“In this rural setting, they had become isolated from the evolution of these standards,” Dr. John Cowell of the Health Quality Council of Alberta said Tuesday.

“This was a failure of education and being aware of standards and working fundamentally in isolation from the rest of the system.”

But Cowell added that didn’t let the hospital off the hook.

“Regardless of where your location is, you must be aware of changing standards.”

The report recommends closer monitoring of far-flung facilities and better staff training.

Last fall, provincial officials revealed that hundreds of patients at the hospital would need to be tested for blood-borne diseases after it was learned that nurses were reusing syringes, which were intended to be used once and discarded.

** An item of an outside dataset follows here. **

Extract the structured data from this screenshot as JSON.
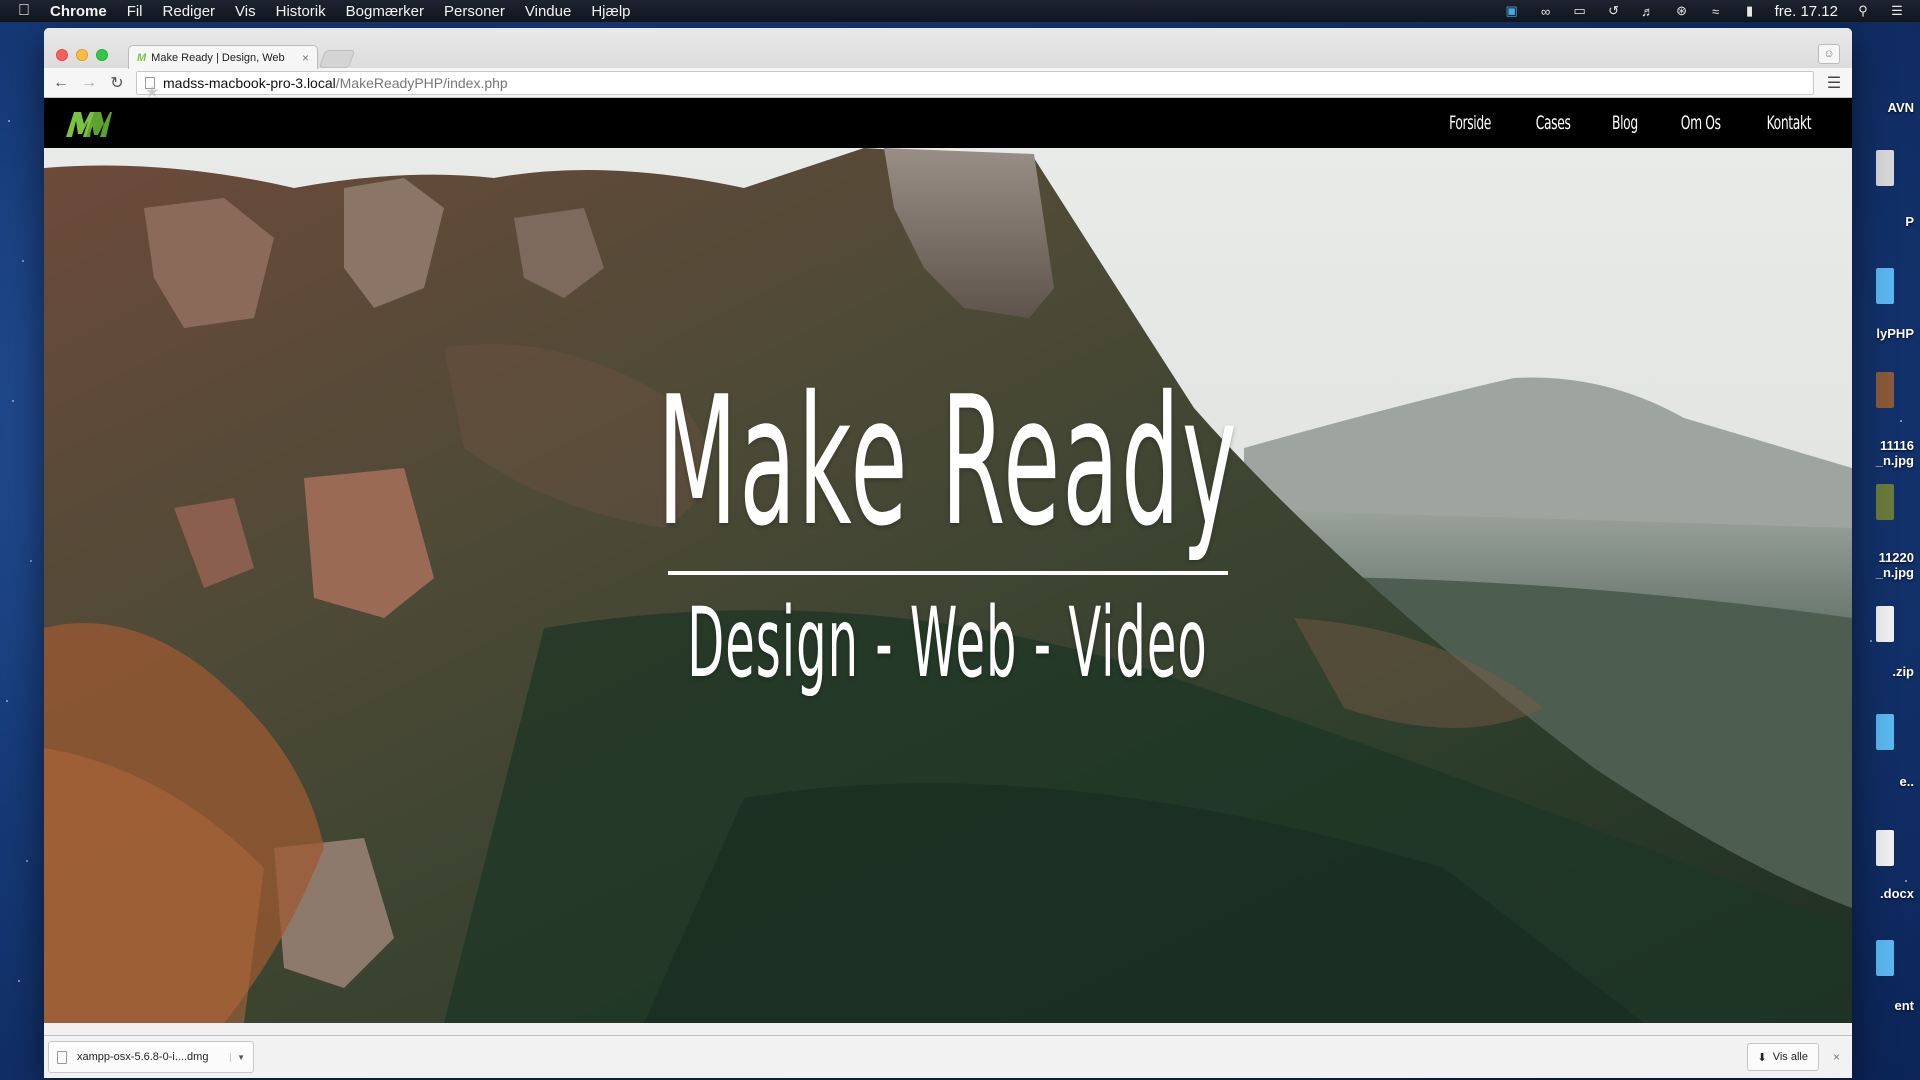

The needles were used to inject IV tubes and were never directly used on patients. Still, Alberta Health Services tested about 1,500 dental and endoscopic patients for diseases from HIV to hepatitis. No infections related to the used syringes were found.

The practice introduces a remote chance of both infection and mis-medication and was largely phased out nearly a decade ago, the council found.

But, somehow, High Prairie never got the message.

The report blames a local “culture of autonomy” that was “linked with physical isolation from external influences” for the survival of techniques banned everywhere else. It also says some nurses didn’t entirely understand the intravenous equipment.

The council recommends the province tighten up reporting and review requirements to make sure all facilities use best practices.

“We think it’s a combination of the administration as well as the professions not being enabled to stay up-to-date,” Cowell said.

Last year’s elimination of regional health boards in favour of one provincial “superboard” should help ensure knowledge is up-to-date across Alberta, said Health Department spokesman John Tuckwell.

Cowell said that in an age of electronic communications, there’s no reason for any geographic area to remain isolated.

The High Prairie case also initiated a risk review in several Saskatchewan hospitals into the reuse of needles. The findings are expected to be released in August.

— By Bob Weber in Edmonton

Just Posted

PHOTO: Rainbow Block Party at Red Deer’s West Park

The Trans and Non-Binary Aid Society hosted a Rainbow Block Party at… Continue reading

Blood donations needed in Central Alberta: Canadian Blood Services

357 donors are needed before Aug. 26 at the Red Deer clinic

WATCH: Annual Family Picnic at Central Spray and Play

Blue Grass Sod Farms Ltd. held the Annual Family Picnic at the… Continue reading

Photos: Smoky conditions in Red Deer

Red Deer and area is experiencing high risk air quality.See related: Red… Continue reading

Committee to decide how millions in Humboldt Broncos donations are split

SASKATOON — Lawyers for the families of some of those who died… Continue reading

Boy, 11, dies after being struck by payloader on southern Alberta ranch

BOW ISLAND, Alta. — A boy has died after an accident on… Continue reading

Liberals look at creating federal holiday to mark legacy of residential schools

OTTAWA — The federal Liberal government wants to establish a holiday to… Continue reading

Thousands of police officers expected at regimental funeral in Fredericton

FREDERICTON — Thousands of police officers and first responders from across the… Continue reading

B.C. declares state of emergency over wildfires

VICTORIA — The British Columbia government has declared a provincial state of… Continue reading

As service refusals make headlines, experts say businesses usually in the wrong

Two Canadian businesses that recently made headlines for refusing customers have learned… Continue reading

Irregular asylum claims increased in July after two months of decline

OTTAWA — The number of irregular border crossers in Canada went up… Continue reading

Most Read


Five-day delivery plus unlimited digital access for $185 for 260 issues (must live in delivery area to qualify) Unlimited Digital Access 99 cents for the first four weeks and then only $15 per month Five-day delivery plus unlimited digital access for $15 a month